verb (used with object)
Origin of snooker
Examples from the Web for snooker
The worst attack occurred after nightfall on Thursday at a snooker club in Quetta in an area frequented by Hazara Shia Muslims.
But Snooker, as usual, tried to sneak away, his tail between his legs.
A four-handed game of snooker is in as rapid progress as is reasonably possible.
But Snooker spent all his spare time biting and snuffling, and he stank abominably.
In some rooms it is considered fair and part of the game to snooker an opponent deliberately; in others the practice is condemned.
A year ago young Snooker had done a month for one of those very trout.Mr. Britling Sees It Through|H. G. Wells
Word Origin for snooker
1889, the game and the word said in an oft-told story to have been invented in India by British officers as a diversion from billiards. The name is perhaps a reference (with regard to the rawness of play by a fellow officer) to British slang snooker "newly joined cadet" (1872). Tradition ascribes the coinage to Col. Sir Neville Chamberlain (not the later prime minister of the same name), at the time subaltern in the Devonshire Regiment in Jubbulpore.

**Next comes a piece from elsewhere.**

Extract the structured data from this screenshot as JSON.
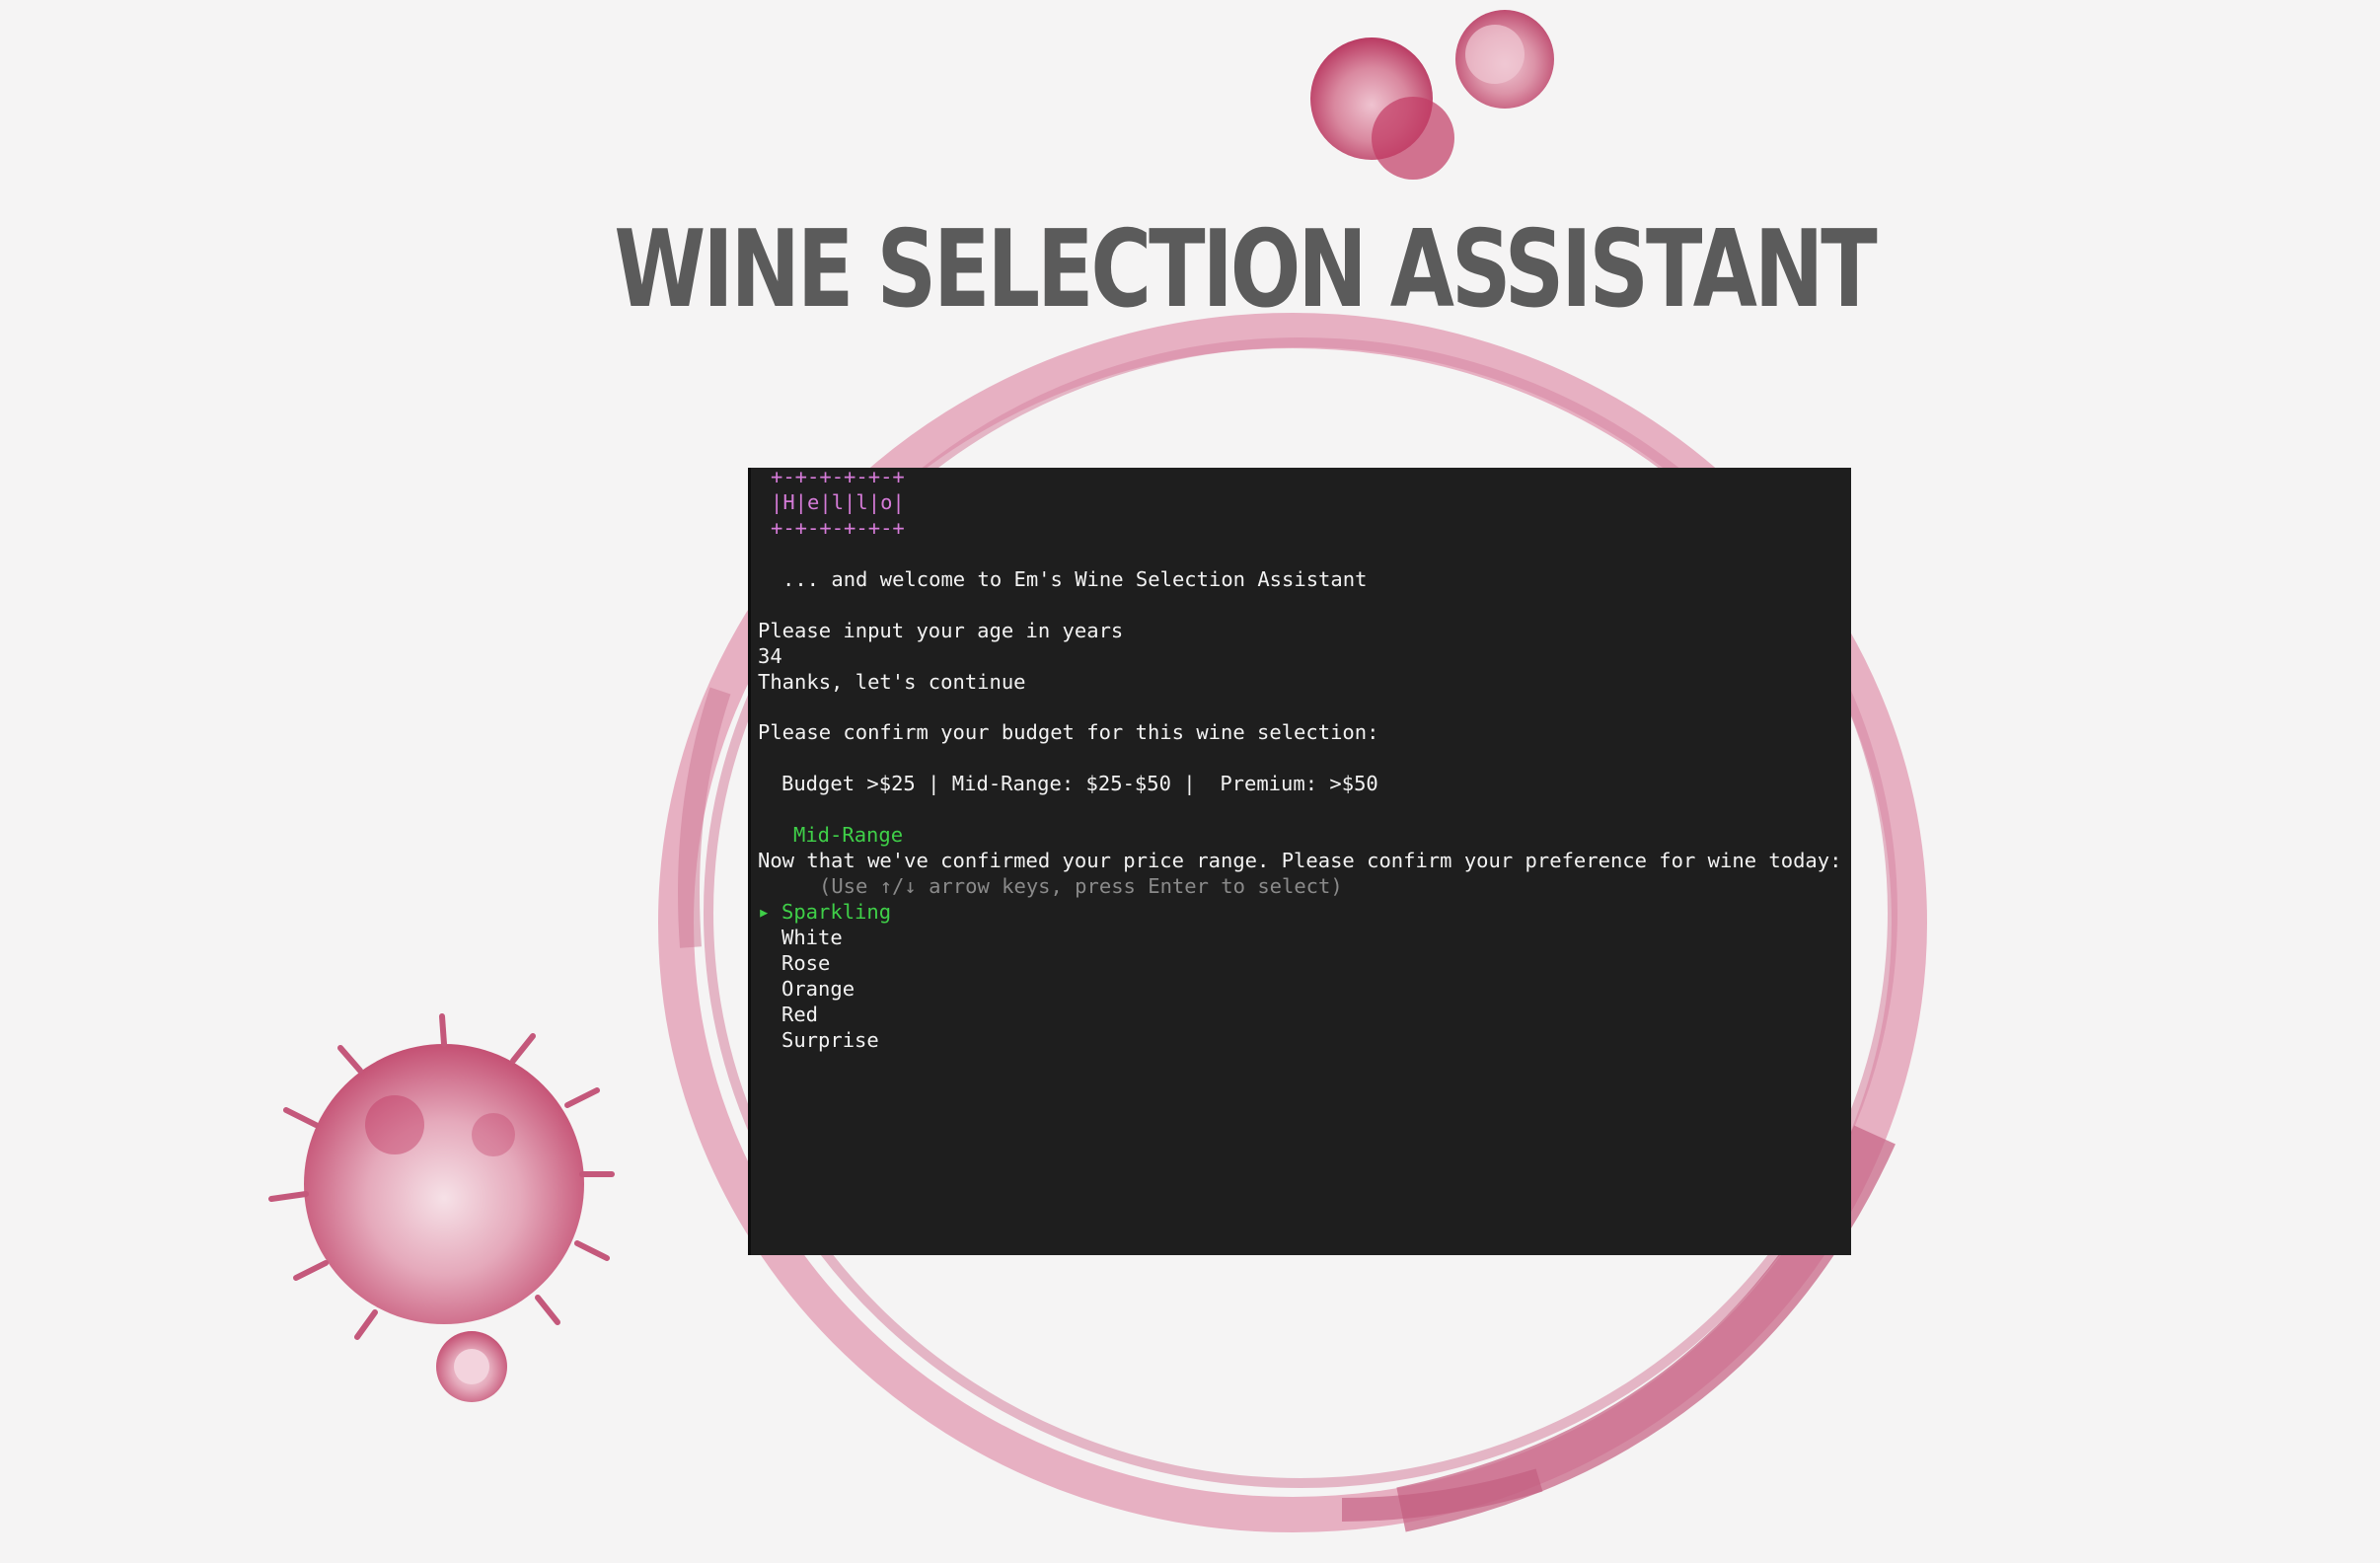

"to cheat," early 1900s, from snooker (n.), probably because in the game novices can easily be tricked. Related: Snookered; snookering.